'''

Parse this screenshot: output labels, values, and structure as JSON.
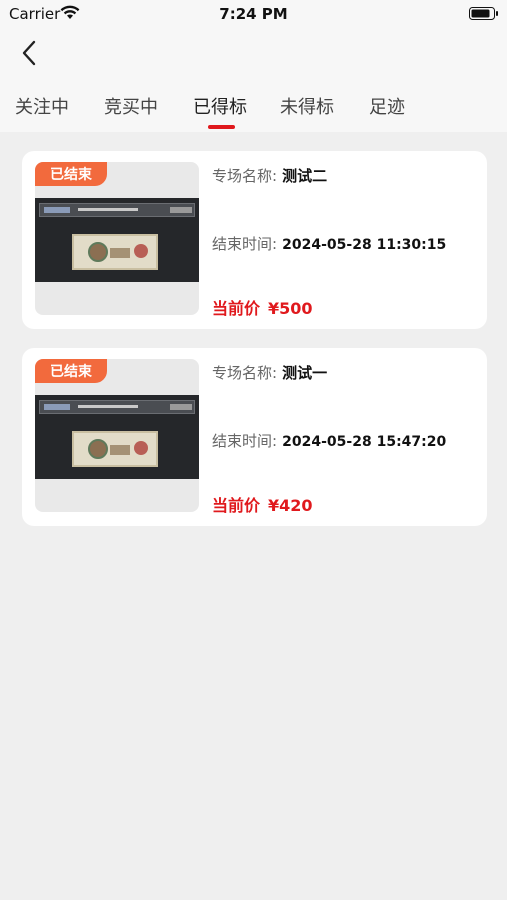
{
  "status_bar": {
    "carrier": "Carrier",
    "time": "7:24 PM"
  },
  "nav": {
    "back_icon": "chevron-left-icon"
  },
  "tabs": [
    {
      "label": "关注中",
      "active": false
    },
    {
      "label": "竞买中",
      "active": false
    },
    {
      "label": "已得标",
      "active": true
    },
    {
      "label": "未得标",
      "active": false
    },
    {
      "label": "足迹",
      "active": false
    }
  ],
  "colors": {
    "accent": "#e0191d",
    "badge": "#f26a3d",
    "background": "#efefef"
  },
  "items": [
    {
      "badge": "已结束",
      "session_label": "专场名称:",
      "session_name": "测试二",
      "end_label": "结束时间:",
      "end_time": "2024-05-28 11:30:15",
      "price_label": "当前价",
      "price": "¥500"
    },
    {
      "badge": "已结束",
      "session_label": "专场名称:",
      "session_name": "测试一",
      "end_label": "结束时间:",
      "end_time": "2024-05-28 15:47:20",
      "price_label": "当前价",
      "price": "¥420"
    }
  ]
}
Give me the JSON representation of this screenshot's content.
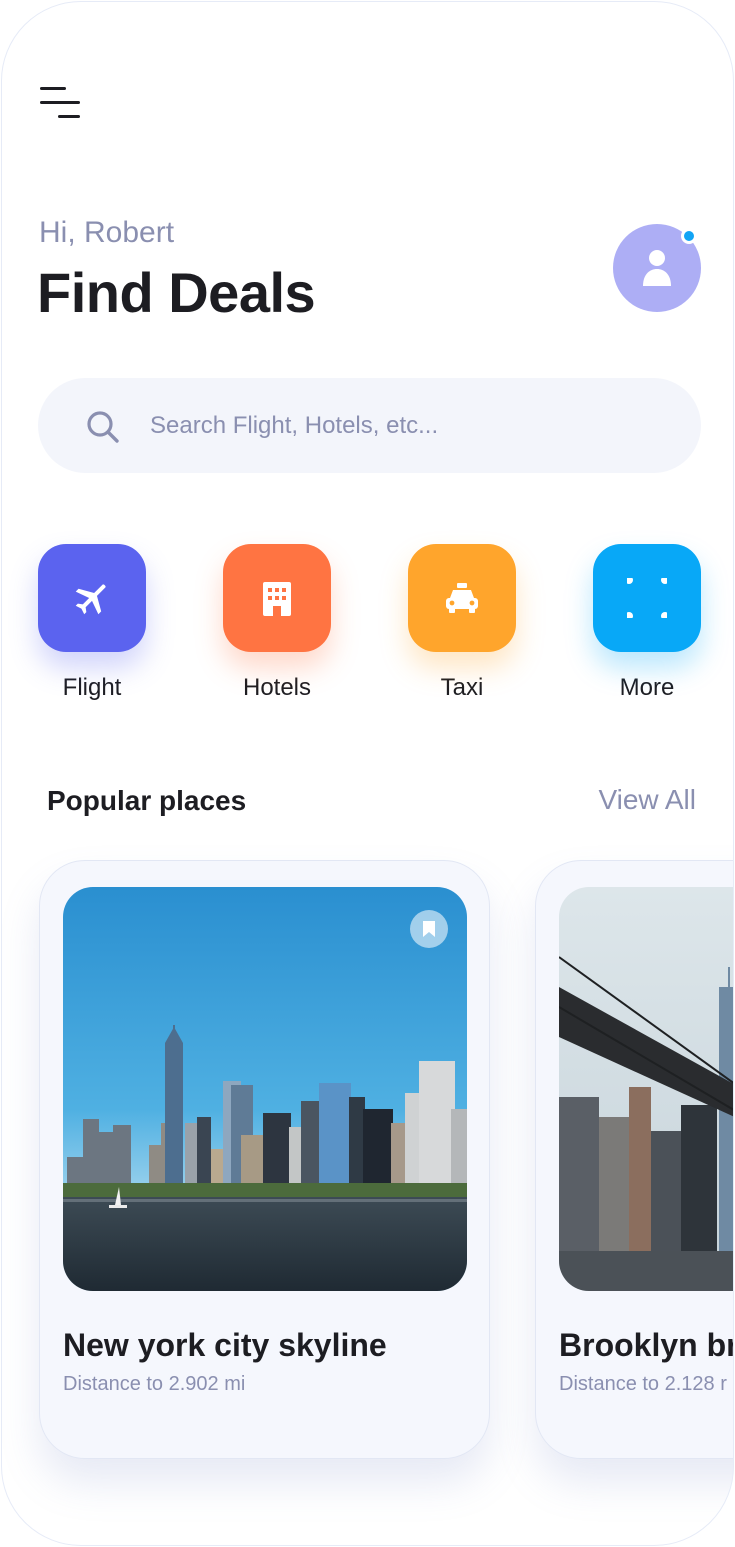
{
  "header": {
    "greeting": "Hi, Robert",
    "title": "Find Deals"
  },
  "search": {
    "placeholder": "Search Flight, Hotels, etc...",
    "value": ""
  },
  "categories": [
    {
      "label": "Flight",
      "icon": "airplane-icon",
      "color": "#5b63ef"
    },
    {
      "label": "Hotels",
      "icon": "building-icon",
      "color": "#ff7442"
    },
    {
      "label": "Taxi",
      "icon": "taxi-icon",
      "color": "#ffa52c"
    },
    {
      "label": "More",
      "icon": "grid-dots-icon",
      "color": "#08a8f7"
    }
  ],
  "popular": {
    "title": "Popular places",
    "view_all": "View All",
    "places": [
      {
        "name": "New york city skyline",
        "distance": "Distance to 2.902 mi"
      },
      {
        "name": "Brooklyn br",
        "distance": "Distance to 2.128 r"
      }
    ]
  },
  "colors": {
    "text_primary": "#1d1d22",
    "text_secondary": "#8a8fb0",
    "avatar_bg": "#adaef5",
    "notification_dot": "#12a4f5"
  }
}
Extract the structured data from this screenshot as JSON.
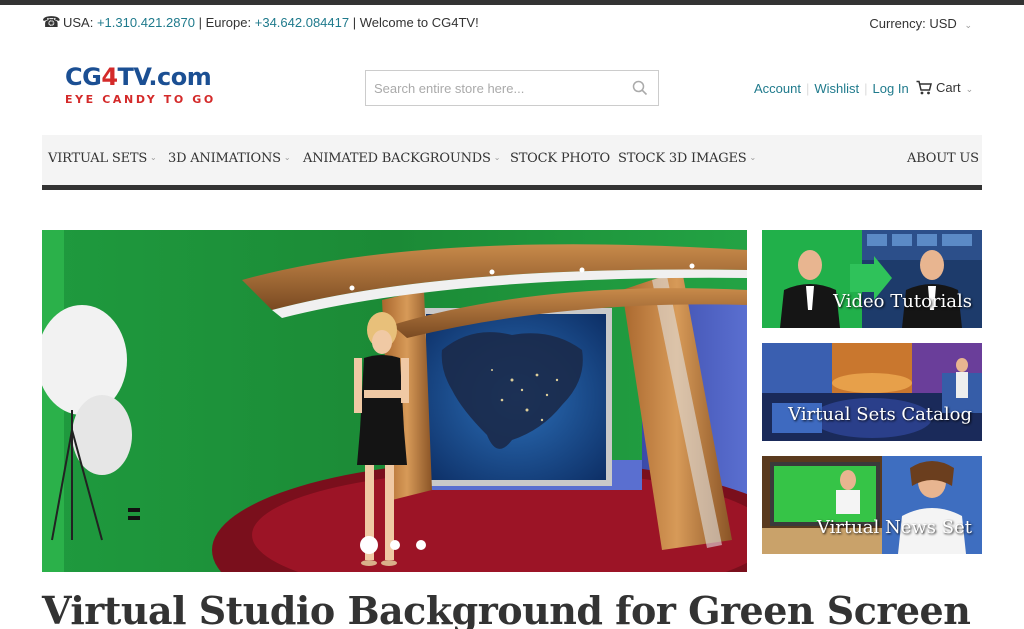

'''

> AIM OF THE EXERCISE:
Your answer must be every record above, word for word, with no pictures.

> EXPECTED ANSWER:
Parse this screenshot: output labels, values, and structure as JSON.
{
  "status_bar": {
    "carrier": "Carrier",
    "time": "7:24 PM"
  },
  "nav": {
    "back_icon": "chevron-left-icon"
  },
  "tabs": [
    {
      "label": "关注中",
      "active": false
    },
    {
      "label": "竞买中",
      "active": false
    },
    {
      "label": "已得标",
      "active": true
    },
    {
      "label": "未得标",
      "active": false
    },
    {
      "label": "足迹",
      "active": false
    }
  ],
  "colors": {
    "accent": "#e0191d",
    "badge": "#f26a3d",
    "background": "#efefef"
  },
  "items": [
    {
      "badge": "已结束",
      "session_label": "专场名称:",
      "session_name": "测试二",
      "end_label": "结束时间:",
      "end_time": "2024-05-28 11:30:15",
      "price_label": "当前价",
      "price": "¥500"
    },
    {
      "badge": "已结束",
      "session_label": "专场名称:",
      "session_name": "测试一",
      "end_label": "结束时间:",
      "end_time": "2024-05-28 15:47:20",
      "price_label": "当前价",
      "price": "¥420"
    }
  ]
}
Give me the JSON representation of this screenshot's content.
{
  "header": {
    "greeting": "Hi, Robert",
    "title": "Find Deals"
  },
  "search": {
    "placeholder": "Search Flight, Hotels, etc...",
    "value": ""
  },
  "categories": [
    {
      "label": "Flight",
      "icon": "airplane-icon",
      "color": "#5b63ef"
    },
    {
      "label": "Hotels",
      "icon": "building-icon",
      "color": "#ff7442"
    },
    {
      "label": "Taxi",
      "icon": "taxi-icon",
      "color": "#ffa52c"
    },
    {
      "label": "More",
      "icon": "grid-dots-icon",
      "color": "#08a8f7"
    }
  ],
  "popular": {
    "title": "Popular places",
    "view_all": "View All",
    "places": [
      {
        "name": "New york city skyline",
        "distance": "Distance to 2.902 mi"
      },
      {
        "name": "Brooklyn br",
        "distance": "Distance to 2.128 r"
      }
    ]
  },
  "colors": {
    "text_primary": "#1d1d22",
    "text_secondary": "#8a8fb0",
    "avatar_bg": "#adaef5",
    "notification_dot": "#12a4f5"
  }
}
Extract the structured data from this screenshot as JSON.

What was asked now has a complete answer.